The other day, I met a young couple bringing their newborn to the pediatrician for his two-week checkup. They were loaded down with a baby carrier, stroller and a diaper bag that looked big enough to take on vacation. I congratulated them and asked them how they were doing.

"He's not sleeping - at all," the mother said. "I can't wait until we get past this phase."

I restrained myself from launching into a sermon to them about how they should try to live in the moment and simply smiled, wishing them the best.

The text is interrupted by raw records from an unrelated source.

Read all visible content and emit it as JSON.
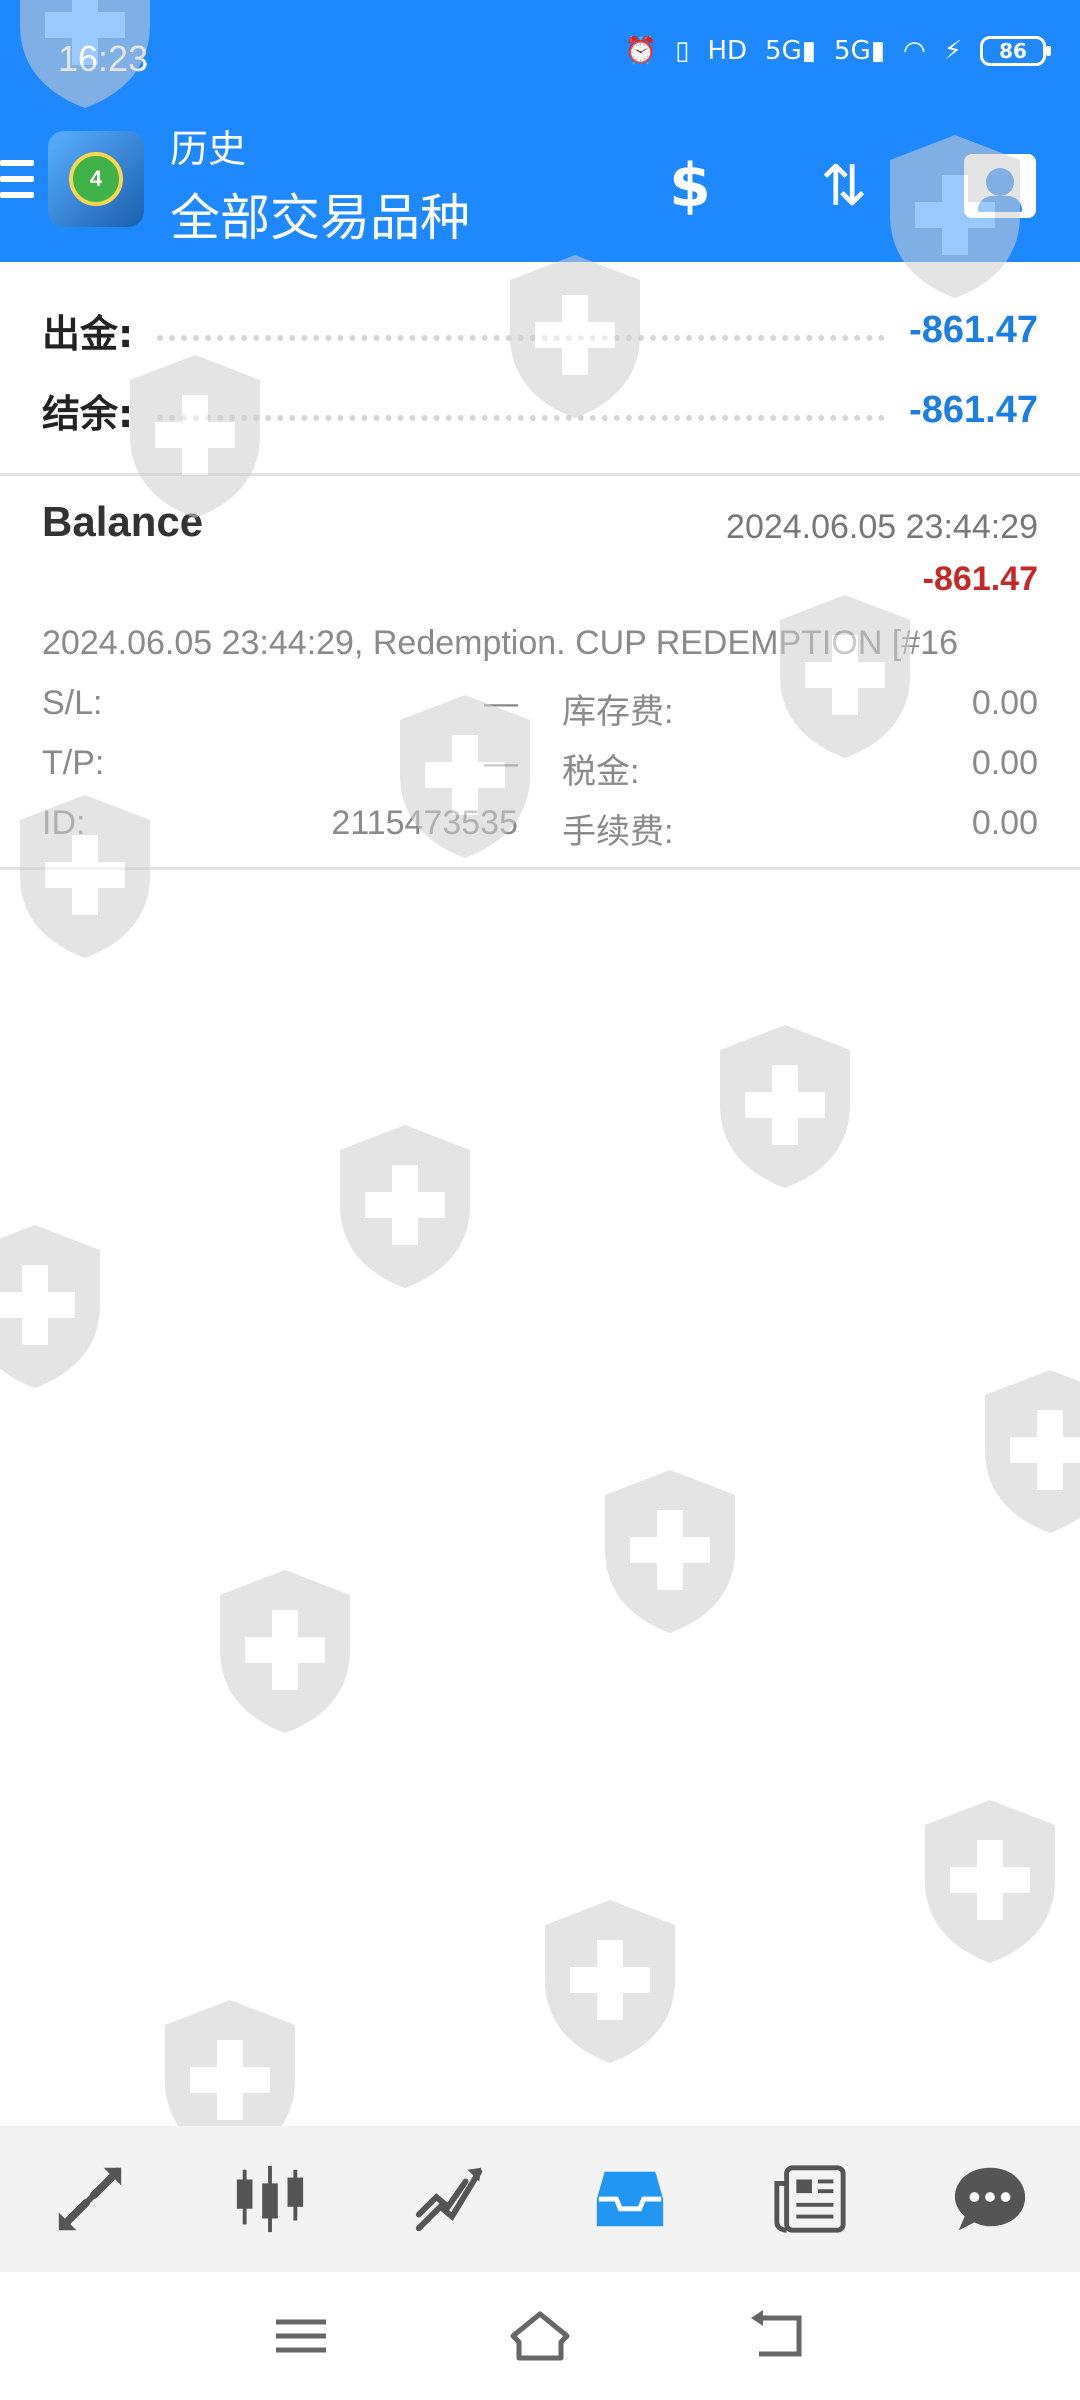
{
  "status_bar": {
    "time": "16:23",
    "battery": "86"
  },
  "header": {
    "title_small": "历史",
    "title_large": "全部交易品种",
    "accent_color": "#1E88FF"
  },
  "summary": {
    "withdrawal_label": "出金:",
    "withdrawal_value": "-861.47",
    "balance_label": "结余:",
    "balance_value": "-861.47"
  },
  "deal": {
    "type": "Balance",
    "time": "2024.06.05 23:44:29",
    "amount": "-861.47",
    "comment": "2024.06.05 23:44:29, Redemption. CUP REDEMPTION [#16",
    "fields": {
      "sl_label": "S/L:",
      "sl_value": "—",
      "tp_label": "T/P:",
      "tp_value": "—",
      "id_label": "ID:",
      "id_value": "2115473535",
      "swap_label": "库存费:",
      "swap_value": "0.00",
      "tax_label": "税金:",
      "tax_value": "0.00",
      "fee_label": "手续费:",
      "fee_value": "0.00"
    }
  },
  "bottom_nav": {
    "items": [
      {
        "icon": "trade-arrows-icon"
      },
      {
        "icon": "candlestick-chart-icon"
      },
      {
        "icon": "trend-chart-icon"
      },
      {
        "icon": "history-inbox-icon",
        "active": true
      },
      {
        "icon": "news-icon"
      },
      {
        "icon": "chat-icon"
      }
    ],
    "active_color": "#2196F3"
  },
  "system_nav": {
    "items": [
      "menu-icon",
      "home-icon",
      "back-icon"
    ]
  }
}
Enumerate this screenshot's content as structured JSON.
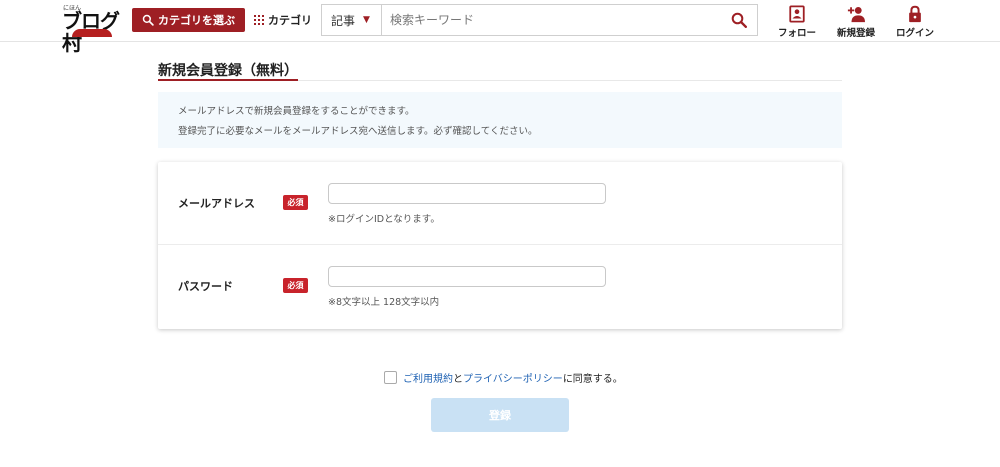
{
  "header": {
    "logo_small": "にほん",
    "logo_main": "ブログ村",
    "category_select_label": "カテゴリを選ぶ",
    "category_label": "カテゴリ",
    "search": {
      "type_value": "記事",
      "placeholder": "検索キーワード"
    },
    "nav": {
      "follow": "フォロー",
      "register": "新規登録",
      "login": "ログイン"
    }
  },
  "page": {
    "title": "新規会員登録（無料）",
    "info_lines": [
      "メールアドレスで新規会員登録をすることができます。",
      "登録完了に必要なメールをメールアドレス宛へ送信します。必ず確認してください。"
    ]
  },
  "form": {
    "email": {
      "label": "メールアドレス",
      "required": "必須",
      "value": "",
      "note": "※ログインIDとなります。"
    },
    "password": {
      "label": "パスワード",
      "required": "必須",
      "value": "",
      "note": "※8文字以上 128文字以内"
    }
  },
  "agreement": {
    "terms_link": "ご利用規約",
    "and": "と",
    "privacy_link": "プライバシーポリシー",
    "suffix": "に同意する。"
  },
  "submit_label": "登録",
  "colors": {
    "brand": "#9e1f24",
    "required_badge": "#c8232b",
    "link": "#1f62b3",
    "submit_disabled": "#c9e1f4",
    "info_bg": "#f3f9fd"
  }
}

As I look back over my years of motherhood, I can see times that God made His presence abundantly clear to me. Each time I handed one of my children to a woman they would call "Godmother" and watched the priest pour holy water over their heads, He was there. Each time I watched them approach His altar and eat of His body for the first time, He was there. And each time I clothed them in a robe of white to receive the seal of the Holy Spirit in Confirmation, He was there.

But it dawned on me as I stood there on my front porch that while I paid close attention to Him in the sacraments they received, I missed the many, many other times when He was there, right alongside me, watching them grow up. As I laughed with them around the dining room table during so many Thanksgiving dinners; as I worried about who they were hanging out with or why they hadn't texted me; as I cried the whole way home after dropping each one off at college. While God blessed me with children for what I first thought was an eternity but turned out to be just a fleeting time, He was with me before they were conceived, and He remains with me now to help me learn how to live without them.

Two of my friends will deliver their first babies this month, and I wonder what they're thinking about as they stand back on the other side of the bridge that I've already crossed. I want to tell them to drink it all in, just as it happens. And realize that time means nothing to God, who always is, was and will be.

Witko can be reached at mwitko@catholicherald.com.

© Arlington Catholic Herald 2015